- Opening Delimiter -

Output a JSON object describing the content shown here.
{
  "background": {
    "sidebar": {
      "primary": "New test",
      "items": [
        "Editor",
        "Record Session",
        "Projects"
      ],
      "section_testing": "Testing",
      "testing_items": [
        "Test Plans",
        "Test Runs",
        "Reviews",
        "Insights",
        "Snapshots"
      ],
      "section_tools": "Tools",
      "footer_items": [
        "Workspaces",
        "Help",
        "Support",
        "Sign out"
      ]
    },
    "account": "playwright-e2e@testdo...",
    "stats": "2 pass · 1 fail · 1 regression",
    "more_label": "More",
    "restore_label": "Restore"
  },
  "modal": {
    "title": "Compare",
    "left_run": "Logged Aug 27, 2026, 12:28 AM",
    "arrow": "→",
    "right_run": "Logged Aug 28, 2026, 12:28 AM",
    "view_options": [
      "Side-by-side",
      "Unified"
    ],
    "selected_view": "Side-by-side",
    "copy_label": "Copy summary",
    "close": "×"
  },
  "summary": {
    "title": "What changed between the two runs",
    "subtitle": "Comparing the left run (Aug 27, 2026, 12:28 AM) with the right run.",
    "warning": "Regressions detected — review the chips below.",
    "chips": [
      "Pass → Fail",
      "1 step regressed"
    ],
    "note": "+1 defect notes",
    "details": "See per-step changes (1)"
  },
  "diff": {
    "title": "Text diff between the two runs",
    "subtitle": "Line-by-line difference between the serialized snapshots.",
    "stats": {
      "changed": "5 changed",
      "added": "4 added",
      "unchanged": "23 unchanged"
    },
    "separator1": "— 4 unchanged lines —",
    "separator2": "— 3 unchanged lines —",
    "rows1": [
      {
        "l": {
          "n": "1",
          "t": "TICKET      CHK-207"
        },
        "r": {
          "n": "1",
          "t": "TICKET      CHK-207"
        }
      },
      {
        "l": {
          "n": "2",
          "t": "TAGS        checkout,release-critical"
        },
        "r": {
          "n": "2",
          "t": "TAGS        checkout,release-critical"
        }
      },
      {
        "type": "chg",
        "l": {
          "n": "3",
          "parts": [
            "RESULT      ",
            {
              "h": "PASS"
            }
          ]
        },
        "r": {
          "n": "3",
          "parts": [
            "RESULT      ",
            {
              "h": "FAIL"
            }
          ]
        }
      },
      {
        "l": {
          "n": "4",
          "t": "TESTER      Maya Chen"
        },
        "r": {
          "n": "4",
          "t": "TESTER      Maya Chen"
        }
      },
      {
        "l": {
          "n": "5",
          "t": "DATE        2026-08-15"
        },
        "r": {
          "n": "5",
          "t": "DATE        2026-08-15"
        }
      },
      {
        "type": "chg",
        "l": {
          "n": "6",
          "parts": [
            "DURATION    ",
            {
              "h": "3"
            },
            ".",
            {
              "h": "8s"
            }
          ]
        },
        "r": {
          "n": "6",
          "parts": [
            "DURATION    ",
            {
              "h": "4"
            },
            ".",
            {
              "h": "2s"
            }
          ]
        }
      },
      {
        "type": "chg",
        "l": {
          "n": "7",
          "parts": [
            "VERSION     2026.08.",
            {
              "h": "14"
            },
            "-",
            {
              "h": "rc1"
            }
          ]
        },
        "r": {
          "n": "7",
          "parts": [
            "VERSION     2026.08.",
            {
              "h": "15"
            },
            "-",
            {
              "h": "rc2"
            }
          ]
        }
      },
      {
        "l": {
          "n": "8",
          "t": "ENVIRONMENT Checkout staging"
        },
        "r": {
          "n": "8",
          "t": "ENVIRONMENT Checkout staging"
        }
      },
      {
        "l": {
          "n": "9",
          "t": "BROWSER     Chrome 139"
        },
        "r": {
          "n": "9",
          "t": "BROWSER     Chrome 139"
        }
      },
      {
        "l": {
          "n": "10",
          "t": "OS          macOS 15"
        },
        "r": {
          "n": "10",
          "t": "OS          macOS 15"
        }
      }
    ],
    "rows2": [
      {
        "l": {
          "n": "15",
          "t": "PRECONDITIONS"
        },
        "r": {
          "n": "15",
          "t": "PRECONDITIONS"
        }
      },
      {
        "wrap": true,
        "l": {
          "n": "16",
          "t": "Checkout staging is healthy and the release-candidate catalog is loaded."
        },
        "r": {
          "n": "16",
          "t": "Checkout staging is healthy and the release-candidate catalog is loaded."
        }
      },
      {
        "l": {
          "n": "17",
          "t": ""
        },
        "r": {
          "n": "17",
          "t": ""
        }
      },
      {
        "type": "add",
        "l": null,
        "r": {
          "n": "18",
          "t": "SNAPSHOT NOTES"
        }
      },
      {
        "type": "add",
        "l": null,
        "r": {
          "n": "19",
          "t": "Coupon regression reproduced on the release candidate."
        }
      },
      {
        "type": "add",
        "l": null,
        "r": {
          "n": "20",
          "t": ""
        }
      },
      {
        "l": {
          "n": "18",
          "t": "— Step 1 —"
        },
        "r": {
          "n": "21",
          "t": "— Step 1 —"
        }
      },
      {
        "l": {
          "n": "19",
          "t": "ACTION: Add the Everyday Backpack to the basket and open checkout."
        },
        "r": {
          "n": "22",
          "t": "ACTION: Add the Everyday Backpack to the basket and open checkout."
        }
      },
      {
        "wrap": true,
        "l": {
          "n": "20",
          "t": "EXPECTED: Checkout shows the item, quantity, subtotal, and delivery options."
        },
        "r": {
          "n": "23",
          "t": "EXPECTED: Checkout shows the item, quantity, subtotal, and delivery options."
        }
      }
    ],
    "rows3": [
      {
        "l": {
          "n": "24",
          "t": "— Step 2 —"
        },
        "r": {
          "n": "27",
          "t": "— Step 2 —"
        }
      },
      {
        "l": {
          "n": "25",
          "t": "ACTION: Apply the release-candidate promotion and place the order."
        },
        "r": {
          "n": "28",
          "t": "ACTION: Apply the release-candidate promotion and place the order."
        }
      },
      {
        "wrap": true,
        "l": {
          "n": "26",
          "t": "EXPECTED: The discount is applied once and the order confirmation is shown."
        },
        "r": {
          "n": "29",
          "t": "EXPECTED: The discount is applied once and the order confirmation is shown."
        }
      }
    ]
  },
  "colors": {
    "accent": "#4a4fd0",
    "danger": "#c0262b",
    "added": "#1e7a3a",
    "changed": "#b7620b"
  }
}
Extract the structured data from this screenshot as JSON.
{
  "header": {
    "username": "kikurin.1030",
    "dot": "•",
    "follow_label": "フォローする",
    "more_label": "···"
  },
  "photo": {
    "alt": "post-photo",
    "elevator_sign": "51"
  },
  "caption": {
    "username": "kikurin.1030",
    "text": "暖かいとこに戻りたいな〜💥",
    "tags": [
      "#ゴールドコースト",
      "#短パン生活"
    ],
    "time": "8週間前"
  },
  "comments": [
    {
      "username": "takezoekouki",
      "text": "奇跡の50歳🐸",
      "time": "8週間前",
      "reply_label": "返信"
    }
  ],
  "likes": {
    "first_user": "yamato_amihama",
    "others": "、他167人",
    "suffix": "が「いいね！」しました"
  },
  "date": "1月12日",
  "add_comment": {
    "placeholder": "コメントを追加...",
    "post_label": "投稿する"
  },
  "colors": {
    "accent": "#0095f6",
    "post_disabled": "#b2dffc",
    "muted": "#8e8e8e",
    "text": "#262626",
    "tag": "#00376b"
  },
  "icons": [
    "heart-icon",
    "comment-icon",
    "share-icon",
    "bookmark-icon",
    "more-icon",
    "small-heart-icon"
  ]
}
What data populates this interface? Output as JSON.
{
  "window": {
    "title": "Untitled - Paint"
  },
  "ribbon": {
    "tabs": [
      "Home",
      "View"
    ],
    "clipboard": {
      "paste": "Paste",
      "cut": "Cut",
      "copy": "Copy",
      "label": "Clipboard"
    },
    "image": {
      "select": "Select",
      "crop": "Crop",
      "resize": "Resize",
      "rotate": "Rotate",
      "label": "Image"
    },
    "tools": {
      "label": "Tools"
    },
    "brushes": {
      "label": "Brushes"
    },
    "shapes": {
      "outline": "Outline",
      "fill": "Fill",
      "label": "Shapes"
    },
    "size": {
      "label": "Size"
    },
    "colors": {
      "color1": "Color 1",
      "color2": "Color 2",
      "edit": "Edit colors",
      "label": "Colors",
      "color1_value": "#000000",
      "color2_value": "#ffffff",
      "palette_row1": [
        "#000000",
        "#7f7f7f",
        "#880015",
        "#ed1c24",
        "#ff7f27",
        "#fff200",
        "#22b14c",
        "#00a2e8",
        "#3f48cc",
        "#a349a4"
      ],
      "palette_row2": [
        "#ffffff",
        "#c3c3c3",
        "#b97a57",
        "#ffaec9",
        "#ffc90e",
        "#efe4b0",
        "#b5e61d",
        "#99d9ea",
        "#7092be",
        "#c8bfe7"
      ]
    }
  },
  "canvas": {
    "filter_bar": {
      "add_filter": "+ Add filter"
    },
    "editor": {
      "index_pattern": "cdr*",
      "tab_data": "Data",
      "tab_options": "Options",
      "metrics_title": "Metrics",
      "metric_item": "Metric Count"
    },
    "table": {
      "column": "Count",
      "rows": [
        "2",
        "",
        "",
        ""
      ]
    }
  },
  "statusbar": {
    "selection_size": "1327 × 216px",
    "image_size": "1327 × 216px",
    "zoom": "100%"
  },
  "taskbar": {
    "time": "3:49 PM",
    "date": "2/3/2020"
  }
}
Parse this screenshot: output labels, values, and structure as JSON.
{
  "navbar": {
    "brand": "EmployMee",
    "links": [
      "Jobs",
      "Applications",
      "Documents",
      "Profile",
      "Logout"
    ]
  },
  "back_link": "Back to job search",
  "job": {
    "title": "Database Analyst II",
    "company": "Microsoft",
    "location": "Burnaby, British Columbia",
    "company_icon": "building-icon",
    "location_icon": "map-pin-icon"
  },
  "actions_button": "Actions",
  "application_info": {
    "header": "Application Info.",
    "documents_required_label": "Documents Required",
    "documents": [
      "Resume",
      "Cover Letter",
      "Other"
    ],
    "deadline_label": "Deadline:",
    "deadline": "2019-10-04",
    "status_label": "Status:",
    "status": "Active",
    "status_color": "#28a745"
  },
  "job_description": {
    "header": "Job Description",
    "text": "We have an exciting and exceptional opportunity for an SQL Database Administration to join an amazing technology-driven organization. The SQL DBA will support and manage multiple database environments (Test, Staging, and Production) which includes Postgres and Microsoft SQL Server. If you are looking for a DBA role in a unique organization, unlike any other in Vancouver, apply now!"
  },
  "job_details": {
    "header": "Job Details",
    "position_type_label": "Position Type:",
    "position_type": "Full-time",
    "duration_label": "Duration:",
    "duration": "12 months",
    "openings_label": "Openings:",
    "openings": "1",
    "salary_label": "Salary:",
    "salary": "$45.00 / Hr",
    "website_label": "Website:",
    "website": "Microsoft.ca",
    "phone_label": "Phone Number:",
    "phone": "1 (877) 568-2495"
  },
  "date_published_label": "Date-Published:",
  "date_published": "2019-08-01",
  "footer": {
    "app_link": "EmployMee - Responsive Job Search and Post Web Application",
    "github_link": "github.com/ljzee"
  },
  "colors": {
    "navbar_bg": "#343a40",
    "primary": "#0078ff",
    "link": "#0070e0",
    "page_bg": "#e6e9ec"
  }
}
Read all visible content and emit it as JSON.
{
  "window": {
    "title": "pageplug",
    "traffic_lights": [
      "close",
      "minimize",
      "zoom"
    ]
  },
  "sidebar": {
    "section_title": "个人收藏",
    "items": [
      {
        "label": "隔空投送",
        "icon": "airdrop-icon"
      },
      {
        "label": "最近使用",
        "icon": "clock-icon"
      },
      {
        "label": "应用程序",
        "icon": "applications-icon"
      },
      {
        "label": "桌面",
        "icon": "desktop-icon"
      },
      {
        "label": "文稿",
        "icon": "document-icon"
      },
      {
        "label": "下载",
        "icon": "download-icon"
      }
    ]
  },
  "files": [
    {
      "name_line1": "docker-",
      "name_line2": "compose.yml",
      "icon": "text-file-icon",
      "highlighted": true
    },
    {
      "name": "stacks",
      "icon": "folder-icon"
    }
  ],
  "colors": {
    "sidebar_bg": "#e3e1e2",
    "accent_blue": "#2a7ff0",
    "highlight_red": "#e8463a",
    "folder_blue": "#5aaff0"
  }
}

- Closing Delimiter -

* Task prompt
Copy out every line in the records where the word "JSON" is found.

* Solution
Output a JSON object describing the content shown here.
Extract the structured data from this screenshot as JSON.
What data populates this interface? Output as JSON.
Parse this screenshot: output labels, values, and structure as JSON.
Read all visible content and emit it as JSON.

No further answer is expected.